The Columbia Gorge, which spans across the borders of Oregon and Washington, is an epicenter for hikers around the world. From hikingto the top of Multnomah Falls, to watching the view of the Columbia River from Angel’s rest, the Gorge is full of one spectacular experience to another.
This past Saturday, I had the fortune of hiking the 7 mile hike to Dog Mountain with former Portland State student Sara Abrams. The hike is located about two and half hours from downtown Portland. On the drive there, one side of the road was lined with trees while the other followed the banks of the Columbia. The windows were down, the fresh air slightly whipping our faces as we crossed the Bridge of the Gods.
We passed by Stevenson, WA, a small but cute tourist town, to get coffee and vegan cookies to prep ourselves for the hike.
We got to the trail head, and began the hike around 9:30 a.m. It was a steep incline for about a mile and a half, surrounded by trees on one side and a steep hill covered with boulders and rocks on the other.
We then reached a thick forest area, that we called the enchanted forest. Specks of yellow, purple and blue flowers scattered around as we went through brush and ducked under low branches.
As the forest began to clear, we reached our 2.5 mile mark, a 2500 foot elevation. We began to see the view of the river, as it winded its way through the hills and mountains, cutting through the rocks and making its mark in the Gorge.
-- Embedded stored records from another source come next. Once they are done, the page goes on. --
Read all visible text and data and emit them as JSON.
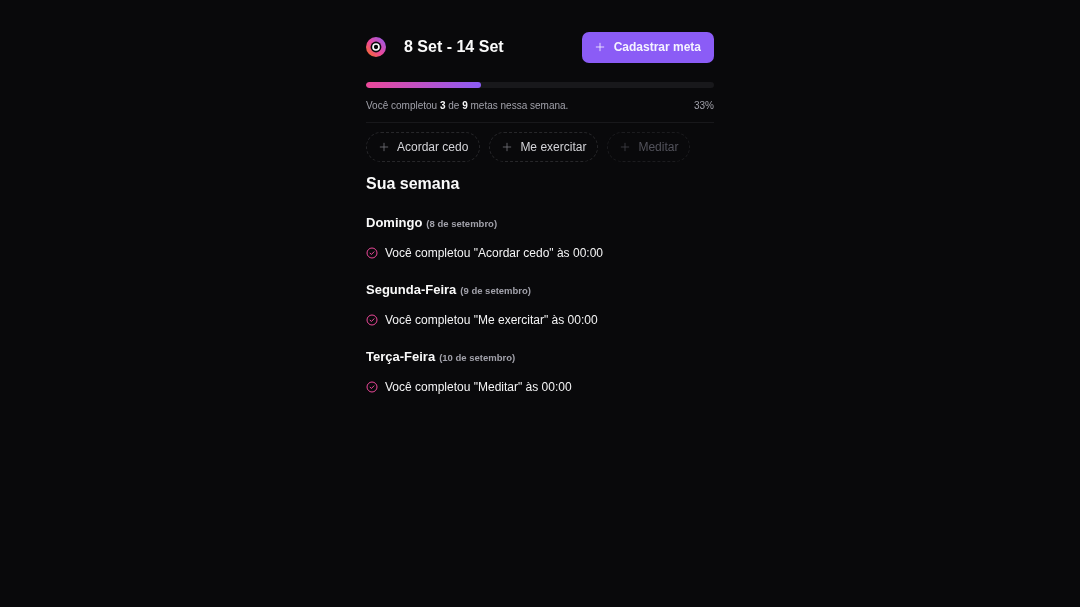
{
  "header": {
    "title": "8 Set - 14 Set",
    "button": {
      "label": "Cadastrar meta"
    }
  },
  "progress": {
    "level": 0.33,
    "summary": "Você completou **3** de **9** metas nessa semana.",
    "percent": "33%"
  },
  "goals": [
    {
      "label": "Acordar cedo",
      "disabled": false
    },
    {
      "label": "Me exercitar",
      "disabled": false
    },
    {
      "label": "Meditar",
      "disabled": true
    }
  ],
  "week": {
    "title": "Sua semana",
    "days": [
      {
        "day": "Domingo",
        "date": "(8 de setembro)",
        "entries": [
          "Você completou \"Acordar cedo\" às 00:00"
        ]
      },
      {
        "day": "Segunda-Feira",
        "date": "(9 de setembro)",
        "entries": [
          "Você completou \"Me exercitar\" às 00:00"
        ]
      },
      {
        "day": "Terça-Feira",
        "date": "(10 de setembro)",
        "entries": [
          "Você completou \"Meditar\" às 00:00"
        ]
      }
    ]
  }
}
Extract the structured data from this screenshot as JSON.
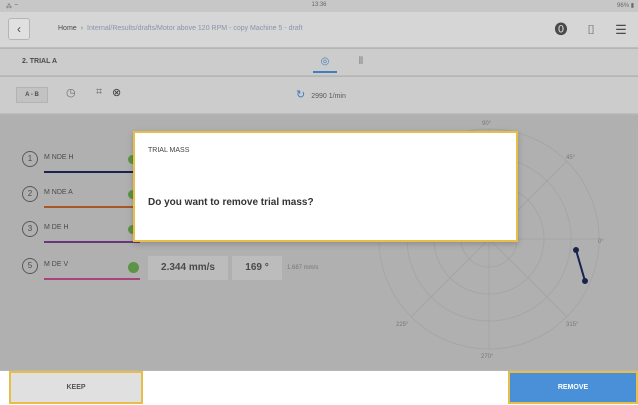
{
  "status_bar": {
    "left": "⁂ ⌔",
    "time": "13:36",
    "battery": "96% ▮"
  },
  "nav": {
    "home": "Home",
    "path": "Internal/Results/drafts/Motor above 120 RPM - copy Machine 5 - draft",
    "help_icon": "help-icon",
    "camera_icon": "camera-icon",
    "menu_icon": "menu-icon"
  },
  "tabs": {
    "trial": "2. TRIAL A"
  },
  "toolbar": {
    "ab": "A - B",
    "rpm": "2990 1/min"
  },
  "measurements": [
    {
      "num": "1",
      "label": "M NDE H",
      "color": "#1c2a5a"
    },
    {
      "num": "2",
      "label": "M NDE A",
      "color": "#c0632b"
    },
    {
      "num": "3",
      "label": "M DE H",
      "color": "#7a3d8e"
    },
    {
      "num": "5",
      "label": "M DE V",
      "color": "#c04d8c"
    }
  ],
  "reading": {
    "amplitude": "2.344 mm/s",
    "phase": "169 °",
    "small": "1.687 mm/s"
  },
  "polar": {
    "labels": {
      "a90": "90°",
      "a45": "45°",
      "a0": "0°",
      "a315": "315°",
      "a270": "270°",
      "a225": "225°"
    }
  },
  "dialog": {
    "title": "TRIAL MASS",
    "message": "Do you want to remove trial mass?"
  },
  "buttons": {
    "keep": "KEEP",
    "remove": "REMOVE"
  }
}
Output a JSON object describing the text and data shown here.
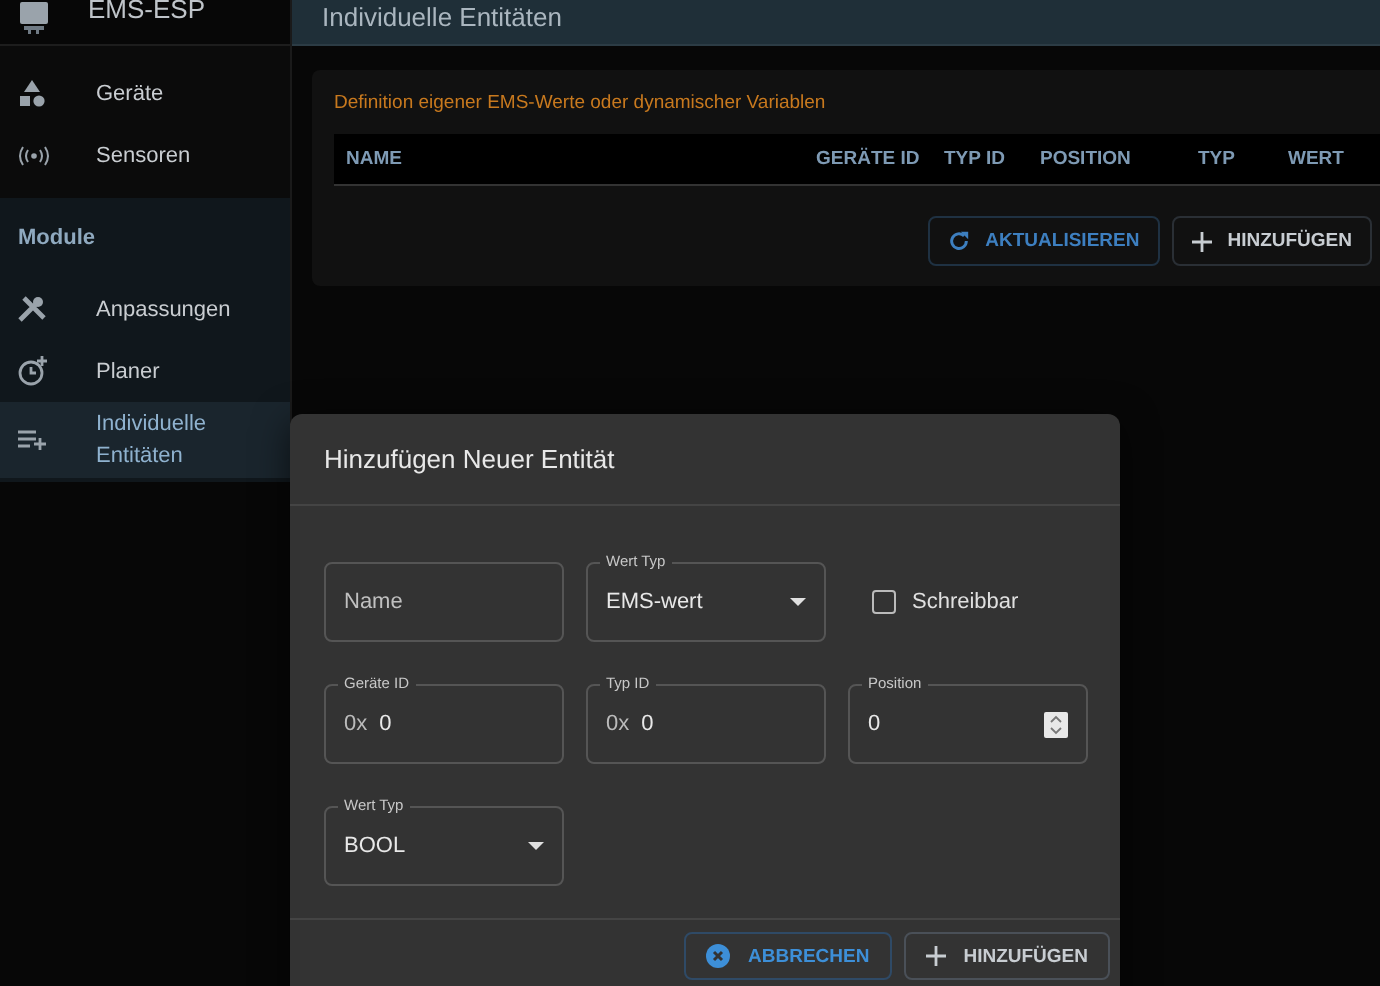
{
  "sidebar": {
    "brand": "EMS-ESP",
    "items": [
      {
        "label": "Geräte",
        "kind": "devices",
        "selected": false
      },
      {
        "label": "Sensoren",
        "kind": "sensors",
        "selected": false
      }
    ],
    "section": "Module",
    "module_items": [
      {
        "label": "Anpassungen",
        "kind": "tools",
        "selected": false
      },
      {
        "label": "Planer",
        "kind": "scheduler",
        "selected": false
      },
      {
        "label": "Individuelle Entitäten",
        "kind": "entities",
        "selected": true
      }
    ]
  },
  "header": {
    "title": "Individuelle Entitäten"
  },
  "card": {
    "description": "Definition eigener EMS-Werte oder dynamischer Variablen",
    "table": {
      "columns": [
        "NAME",
        "GERÄTE ID",
        "TYP ID",
        "POSITION",
        "TYP",
        "WERT"
      ]
    },
    "buttons": [
      {
        "label": "AKTUALISIEREN",
        "kind": "refresh"
      },
      {
        "label": "HINZUFÜGEN",
        "kind": "add"
      }
    ]
  },
  "dialog": {
    "title": "Hinzufügen Neuer Entität",
    "fields": [
      {
        "kind": "text",
        "placeholder": "Name"
      },
      {
        "kind": "select",
        "label": "Wert Typ",
        "value": "EMS-wert"
      },
      {
        "kind": "checkbox",
        "label": "Schreibbar",
        "checked": false
      },
      {
        "kind": "hex",
        "label": "Geräte ID",
        "prefix": "0x",
        "value": "0"
      },
      {
        "kind": "hex",
        "label": "Typ ID",
        "prefix": "0x",
        "value": "0"
      },
      {
        "kind": "number",
        "label": "Position",
        "value": "0"
      },
      {
        "kind": "select",
        "label": "Wert Typ",
        "value": "BOOL"
      }
    ],
    "buttons": [
      {
        "label": "ABBRECHEN",
        "kind": "cancel"
      },
      {
        "label": "HINZUFÜGEN",
        "kind": "add"
      }
    ]
  }
}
The sun was almost right above us as we reached the bend. We looked ahead and the hills were rolling with thousands, if not millions of yellow wildflowers.
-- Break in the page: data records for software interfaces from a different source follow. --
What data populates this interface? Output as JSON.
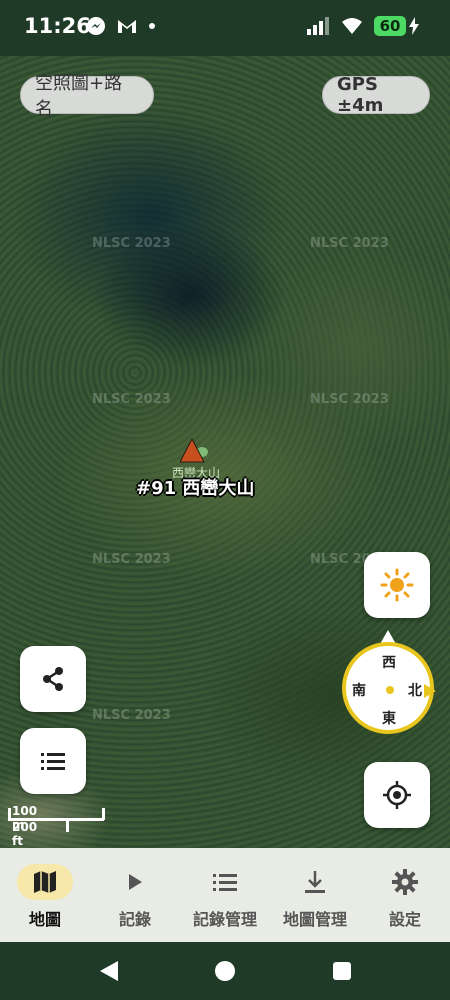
{
  "status_bar": {
    "time": "11:26",
    "battery": "60",
    "icons_left": [
      "messenger-icon",
      "gmail-icon",
      "dot-icon"
    ],
    "icons_right": [
      "signal-icon",
      "wifi-icon",
      "battery-icon",
      "charging-icon"
    ]
  },
  "map": {
    "layer_button": "空照圖+路名",
    "gps_accuracy": "GPS ±4m",
    "watermark": "NLSC 2023",
    "peak_label_small": "西巒大山",
    "peak_label": "#91 西巒大山",
    "compass": {
      "top": "西",
      "left": "南",
      "right": "北",
      "bottom": "東"
    },
    "scale": {
      "metric": "100 m",
      "imperial": "200 ft"
    }
  },
  "bottom_nav": [
    {
      "label": "地圖",
      "icon": "map-icon",
      "active": true
    },
    {
      "label": "記錄",
      "icon": "play-icon",
      "active": false
    },
    {
      "label": "記錄管理",
      "icon": "list-icon",
      "active": false
    },
    {
      "label": "地圖管理",
      "icon": "download-icon",
      "active": false
    },
    {
      "label": "設定",
      "icon": "gear-icon",
      "active": false
    }
  ],
  "colors": {
    "accent_yellow": "#e8c61e",
    "active_nav_bg": "#f7e7a8",
    "peak_marker": "#c8501e"
  }
}
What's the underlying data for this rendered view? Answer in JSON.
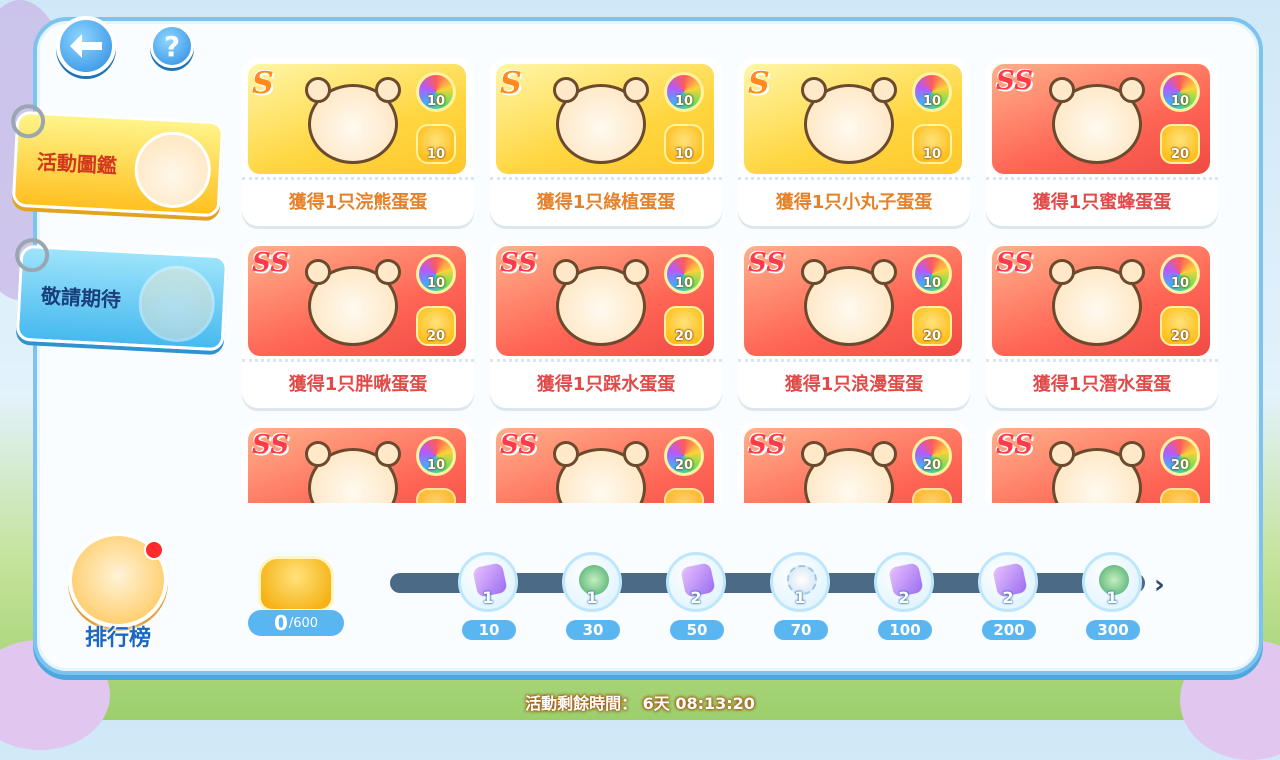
{
  "nav": {
    "back_icon": "back-arrow-icon",
    "help_label": "?"
  },
  "tabs": [
    {
      "label": "活動圖鑑",
      "active": true
    },
    {
      "label": "敬請期待",
      "active": false
    }
  ],
  "cards": [
    {
      "rank": "S",
      "theme": "yellow",
      "gem": "10",
      "coin": "10",
      "label": "獲得1只浣熊蛋蛋"
    },
    {
      "rank": "S",
      "theme": "yellow",
      "gem": "10",
      "coin": "10",
      "label": "獲得1只綠植蛋蛋"
    },
    {
      "rank": "S",
      "theme": "yellow",
      "gem": "10",
      "coin": "10",
      "label": "獲得1只小丸子蛋蛋"
    },
    {
      "rank": "SS",
      "theme": "red",
      "gem": "10",
      "coin": "20",
      "label": "獲得1只蜜蜂蛋蛋"
    },
    {
      "rank": "SS",
      "theme": "red",
      "gem": "10",
      "coin": "20",
      "label": "獲得1只胖啾蛋蛋"
    },
    {
      "rank": "SS",
      "theme": "red",
      "gem": "10",
      "coin": "20",
      "label": "獲得1只踩水蛋蛋"
    },
    {
      "rank": "SS",
      "theme": "red",
      "gem": "10",
      "coin": "20",
      "label": "獲得1只浪漫蛋蛋"
    },
    {
      "rank": "SS",
      "theme": "red",
      "gem": "10",
      "coin": "20",
      "label": "獲得1只潛水蛋蛋"
    },
    {
      "rank": "SS",
      "theme": "red",
      "gem": "10",
      "coin": "",
      "label": ""
    },
    {
      "rank": "SS",
      "theme": "red",
      "gem": "20",
      "coin": "",
      "label": ""
    },
    {
      "rank": "SS",
      "theme": "red",
      "gem": "20",
      "coin": "",
      "label": ""
    },
    {
      "rank": "SS",
      "theme": "red",
      "gem": "20",
      "coin": "",
      "label": ""
    }
  ],
  "ranking": {
    "label": "排行榜"
  },
  "tokens": {
    "current": "0",
    "max": "/600"
  },
  "milestones": [
    {
      "item": "cube",
      "count": "1",
      "value": "10"
    },
    {
      "item": "figure",
      "count": "1",
      "value": "30"
    },
    {
      "item": "cube",
      "count": "2",
      "value": "50"
    },
    {
      "item": "accessory",
      "count": "1",
      "value": "70"
    },
    {
      "item": "cube",
      "count": "2",
      "value": "100"
    },
    {
      "item": "cube",
      "count": "2",
      "value": "200"
    },
    {
      "item": "figure",
      "count": "1",
      "value": "300"
    }
  ],
  "next_icon": "›",
  "timer": "活動剩餘時間： 6天 08:13:20",
  "colors": {
    "accent_blue": "#5ab6f0",
    "tab_active": "#ffc021",
    "card_red": "#ff6555",
    "card_yellow": "#ffd640"
  }
}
Not to mention, tons of dogs and pups accompanied us as we hiked to the top.
I even had to take a selfie with the infamous puppy filter on Snapchat at the top of the mountain.
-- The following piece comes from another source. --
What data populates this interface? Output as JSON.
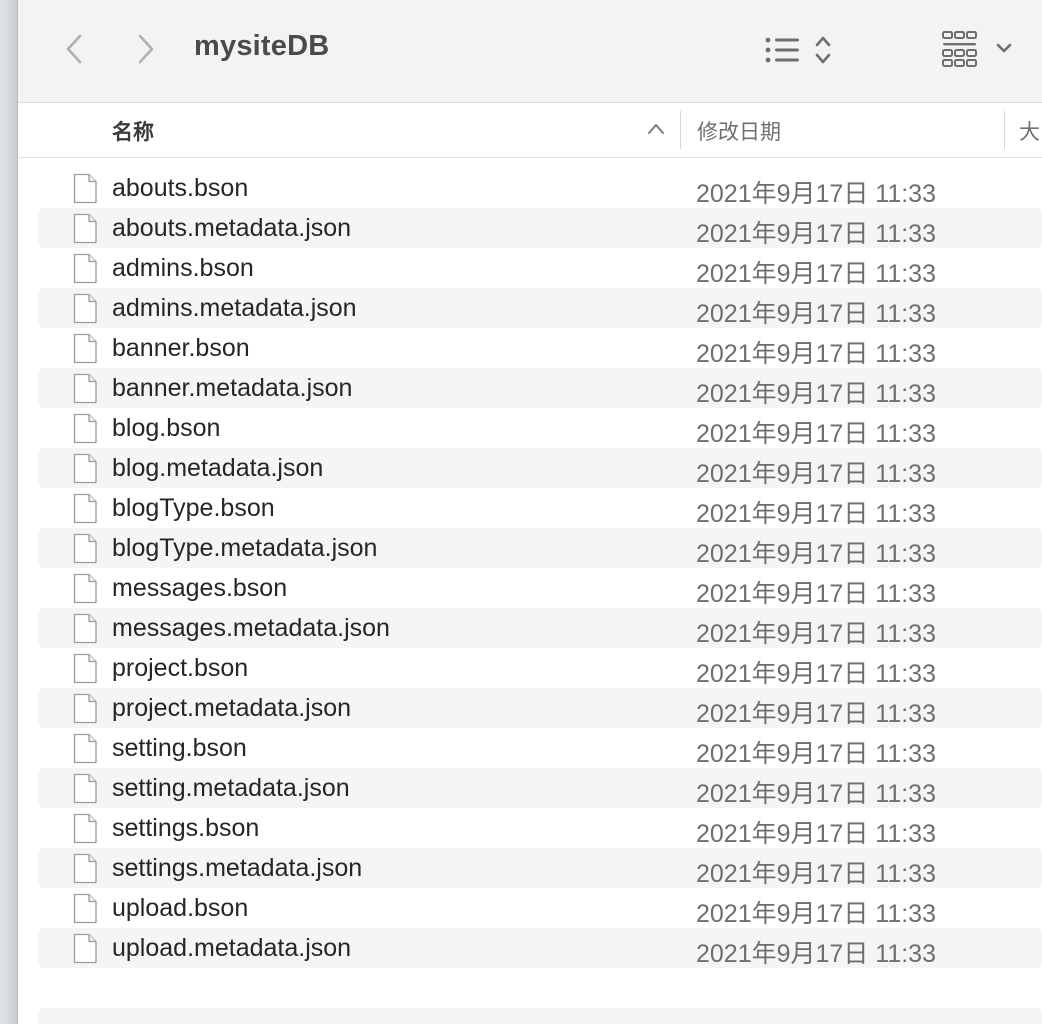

We sat at the top, smoking a joint, eating a sandwich and admiring the view of the flowers and river. People around us was laughing or smiling. Dogs pranced around the field. Butterflies fluttered around us and danced from flower to flower. No one minded that we were smoking and playing old 90s RnB and Hip Hop mixes.
Downhill was even steeper than uphill, as we took a different route. Despite this, it was just as beautiful.
Overall, this was one of the best hiking experiences I have had. We got to the top around 11:30, and finished around 2:00 p.m. Although steep, the hike was not difficult, and there was plenty of room on the trail for the most part. We started at sea level and the summit of the hike went nearly up to 3000 feet. It was not overcrowded, and people were friendly, saying “Hi” and “How are you?” as we passed them.
After the hike, I did a mini Q&A with Sara, to see what she thought of the experience.
Serina Hersey: What was the most difficult part of the hike?
Sara Abrams: I feel like the downhill part was the most difficult part because it took a long time and had already seen everything. And it was really steep and long.
SH: What was your favorite part of the hike?
SA: It was when we got to the summit and kept walking to the left. Feeling like you’re in the middle of a giant field of flowers was probably my favorite part.
SH: What did you take out of the hike? What did you learn?
SA: I guess people always assume that perfection is only in man made things or human form. There were so many flowers and it was completely natural. No one planted them and that’s how mature wanted them to be. People can plant flowers but it doesn’t compare to what nature does. I thought it was really beautiful.
SH: How would you describe the overall experience?
SA: I’ve never seen anything like it. It was different because when you finish the hike at the top, there wasn’t much to look at. There was more to look at during the hike and on the way back from the summit, compared to other hikes where we would go to the top and see a view.
SH: How did you feel after the hike?
SA: I felt amazing afterwards. I wasn’t even tired. I energized me really, being around all that. It gave me a lot of energy. It was a beautiful experience. It was a perfect day too with the weather, so it was meant to be.